OSHAWA, Ont. - Her deep understanding of the needs of a trucker is one of the reasons Maria Fotheringham has shifted gears from driving to running her own accounting firm.Fotheringham Bookkeeping/Acco...
BOXED IN: Fotheringham works through one client's receipts.
OSHAWA, Ont. – Her deep understanding of the needs of a trucker is one of the reasons Maria Fotheringham has shifted gears from driving to running her own accounting firm.
Fotheringham Bookkeeping/Accounting and Income Tax Service caters almost exclusively to professional drivers and more specifically, owner/operators.
“I miss the driving but I’m very comfortable doing this,” she says. “If I can help other drivers keep things straight, then I think I’m going where I want to go, helping drivers.”
Fotheringham drove tractor-trailer for almost 15 years, some out of her native Edmonton and the rest out of Ontario. She has worked for several different companies and has hauled a variety of things, including gravel.
The last trucking job she held was with Oshawa, Ont.-based Can Truck, where she met her second husband Al Fotheringham who was also a driver. Her husband helped her finally decide to leave driving after an incident left her scared.
“I went to open the trailer door handle and it sprung back and snap,” she explains. “I ended up with a few stitches in the head and he said, ‘That’s it you’re getting an office job, you’ll be safer there.'”
In 1980, Fotheringham took an accounting course in Edmonton and 16 years later upgraded her skills at Durham College where she scored perfect on her final test.
She spent time working as a bookkeeper, accountant and office manager before being laid off.

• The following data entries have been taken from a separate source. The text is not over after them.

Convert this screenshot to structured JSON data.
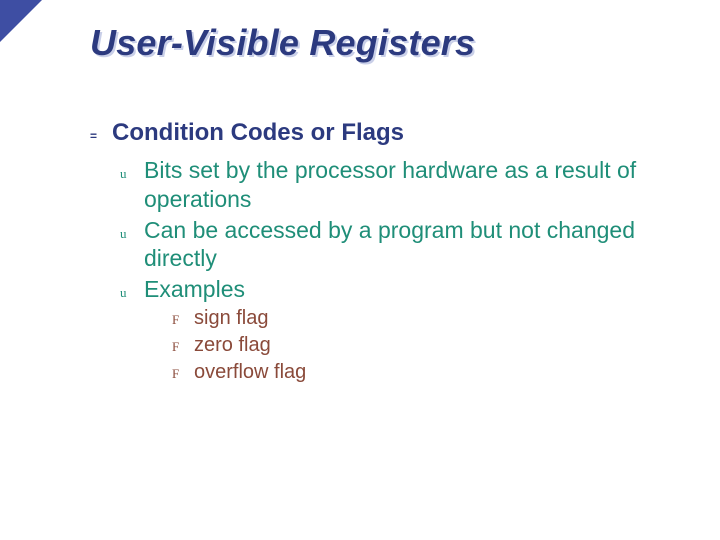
{
  "slide_title": "User-Visible Registers",
  "bullets": {
    "l1": "Condition Codes or Flags",
    "l2": [
      "Bits set by the processor hardware as a result of operations",
      "Can be accessed by a program but not changed directly",
      "Examples"
    ],
    "l3": [
      "sign flag",
      "zero flag",
      "overflow flag"
    ]
  },
  "bullet_chars": {
    "l1": "=",
    "l2": "u",
    "l3": "F"
  }
}
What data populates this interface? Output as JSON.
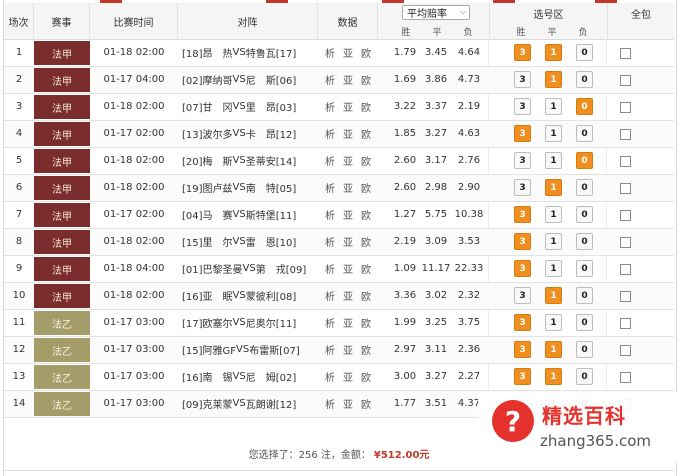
{
  "header": {
    "idx": "场次",
    "league": "赛事",
    "time": "比赛时间",
    "match": "对阵",
    "data": "数据",
    "odds_select": "平均赔率",
    "odds_win": "胜",
    "odds_draw": "平",
    "odds_lose": "负",
    "pick_area": "选号区",
    "pick_win": "胜",
    "pick_draw": "平",
    "pick_lose": "负",
    "all": "全包"
  },
  "links": {
    "analysis": "析",
    "asia": "亚",
    "euro": "欧"
  },
  "colors": {
    "league_jia": "#7b2d2d",
    "league_yi": "#a59d69",
    "selected": "#ef8f1f"
  },
  "rows": [
    {
      "idx": "1",
      "league": "法甲",
      "time": "01-18 02:00",
      "home": "[18]昂　热",
      "vs": "VS",
      "away": "特鲁瓦[17]",
      "w": "1.79",
      "d": "3.45",
      "l": "4.64",
      "sel": [
        1,
        1,
        0
      ],
      "type": "jia"
    },
    {
      "idx": "2",
      "league": "法甲",
      "time": "01-17 04:00",
      "home": "[02]摩纳哥",
      "vs": "VS",
      "away": "尼　斯[06]",
      "w": "1.69",
      "d": "3.86",
      "l": "4.73",
      "sel": [
        0,
        1,
        0
      ],
      "type": "jia"
    },
    {
      "idx": "3",
      "league": "法甲",
      "time": "01-18 02:00",
      "home": "[07]甘　冈",
      "vs": "VS",
      "away": "里　昂[03]",
      "w": "3.22",
      "d": "3.37",
      "l": "2.19",
      "sel": [
        0,
        0,
        1
      ],
      "type": "jia"
    },
    {
      "idx": "4",
      "league": "法甲",
      "time": "01-17 02:00",
      "home": "[13]波尔多",
      "vs": "VS",
      "away": "卡　昂[12]",
      "w": "1.85",
      "d": "3.27",
      "l": "4.63",
      "sel": [
        1,
        0,
        0
      ],
      "type": "jia"
    },
    {
      "idx": "5",
      "league": "法甲",
      "time": "01-18 02:00",
      "home": "[20]梅　斯",
      "vs": "VS",
      "away": "圣蒂安[14]",
      "w": "2.60",
      "d": "3.17",
      "l": "2.76",
      "sel": [
        0,
        0,
        1
      ],
      "type": "jia"
    },
    {
      "idx": "6",
      "league": "法甲",
      "time": "01-18 02:00",
      "home": "[19]图卢兹",
      "vs": "VS",
      "away": "南　特[05]",
      "w": "2.60",
      "d": "2.98",
      "l": "2.90",
      "sel": [
        0,
        1,
        0
      ],
      "type": "jia"
    },
    {
      "idx": "7",
      "league": "法甲",
      "time": "01-17 02:00",
      "home": "[04]马　赛",
      "vs": "VS",
      "away": "斯特堡[11]",
      "w": "1.27",
      "d": "5.75",
      "l": "10.38",
      "sel": [
        1,
        0,
        0
      ],
      "type": "jia"
    },
    {
      "idx": "8",
      "league": "法甲",
      "time": "01-18 02:00",
      "home": "[15]里　尔",
      "vs": "VS",
      "away": "雷　恩[10]",
      "w": "2.19",
      "d": "3.09",
      "l": "3.53",
      "sel": [
        1,
        0,
        0
      ],
      "type": "jia"
    },
    {
      "idx": "9",
      "league": "法甲",
      "time": "01-18 04:00",
      "home": "[01]巴黎圣曼",
      "vs": "VS",
      "away": "第　戎[09]",
      "w": "1.09",
      "d": "11.17",
      "l": "22.33",
      "sel": [
        1,
        0,
        0
      ],
      "type": "jia"
    },
    {
      "idx": "10",
      "league": "法甲",
      "time": "01-18 02:00",
      "home": "[16]亚　眠",
      "vs": "VS",
      "away": "蒙彼利[08]",
      "w": "3.36",
      "d": "3.02",
      "l": "2.32",
      "sel": [
        0,
        1,
        0
      ],
      "type": "jia"
    },
    {
      "idx": "11",
      "league": "法乙",
      "time": "01-17 03:00",
      "home": "[17]欧塞尔",
      "vs": "VS",
      "away": "尼奥尔[11]",
      "w": "1.99",
      "d": "3.25",
      "l": "3.75",
      "sel": [
        1,
        0,
        0
      ],
      "type": "yi"
    },
    {
      "idx": "12",
      "league": "法乙",
      "time": "01-17 03:00",
      "home": "[15]阿雅GF",
      "vs": "VS",
      "away": "布雷斯[07]",
      "w": "2.97",
      "d": "3.11",
      "l": "2.36",
      "sel": [
        1,
        1,
        0
      ],
      "type": "yi"
    },
    {
      "idx": "13",
      "league": "法乙",
      "time": "01-17 03:00",
      "home": "[16]南　锡",
      "vs": "VS",
      "away": "尼　姆[02]",
      "w": "3.00",
      "d": "3.27",
      "l": "2.27",
      "sel": [
        1,
        1,
        0
      ],
      "type": "yi"
    },
    {
      "idx": "14",
      "league": "法乙",
      "time": "01-17 03:00",
      "home": "[09]克莱蒙",
      "vs": "VS",
      "away": "瓦朗谢[12]",
      "w": "1.77",
      "d": "3.51",
      "l": "4.37",
      "sel": [
        0,
        0,
        0
      ],
      "type": "yi"
    }
  ],
  "pick_labels": [
    "3",
    "1",
    "0"
  ],
  "footer": {
    "text": "您选择了：256 注，金额：",
    "amount": "¥512.00元"
  },
  "watermark": {
    "symbol": "?",
    "title": "精选百科",
    "url": "zhang365.com"
  }
}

Thinking back to the help she had previously given friends in the trucking industry – such as getting their papers in order come tax time – she decided to hang out her shingle and make her living doing what came naturally to her.
She opened her own business through an employment insurance self-employment, training program.
“I love it, it’s a passion,” she says of her experience with accounting. “I’m the type of person, if I’m out a penny, I won’t let it go. It’s got to balance.”
Driving truck has as much paperwork as any other business if not more, explains Fotheringham.
” You have to be on top of it. Your truck is your business, that is your lifeline,” she explains.
Still making pick-ups
What sets her service apart from many others is its focus on truck drivers. She is willing to pick-up an owner/operator’s financial information at the driver’s convenience.
“Rather than having them take it in some place, I just go over once a month and pick up all their stuff and sort it out for them,” she says. “I’ll drive to their homes, meet them at a truck stop, drive out to their yards, wherever. The convenience is for the driver.”
It is important to understand what drivers go through and how important their home time is, she says. Her idea to pick up the paperwork saves the drivers having to send their receipts by mail or courier to an out-of-town company. The monthly contact can also benefit the trucker, allowing the opportunity to address areas of concern immediately as opposed to three to four months down the road. This saves a lot of grief.
When doing her market research, she found many accountants don’t want to touch truckers because this is what they get (referring to her kitchen table which supports several shoe boxes and grocery bags filled with receipts).
But that didn’t phase her one bit.
“I think a lot of it is the time factor. When they (drivers) are doing long distances, they’re only home for a day or a day-and-a-half, and sometimes they’re only home once every three weeks,” she explains
“If they are anything like my husband, when you’ve been on the road that whole week, you want to come home, put your feet up and relax. You don’t want to be running around dealing with all this stuff.”
For now, Fotheringham is looking to provide her service in the Durham region. “Even if they work in the Durham region, they can live elsewhere.”
The best advice Fotheringham can give to any owner/op is to keep all of their receipts.
“I know the government allows $33 a day for meals. That has been challenged and now it’s up to $48 provided you have receipts. General receipts for fuel, repairs, truck washes, mobile telephones, stuff like that, keep those handy.”
When asked what career she prefers of the two, driving or bookkeeping, she hums, haws and struggles with thought.
“Don’t think I still don’t get that urge,” she says. “I still hold my licence so if worst comes to worst, I’ve got the back up.”
Fotheringham can be reached at 905-728-8147 or 905-728-8435. n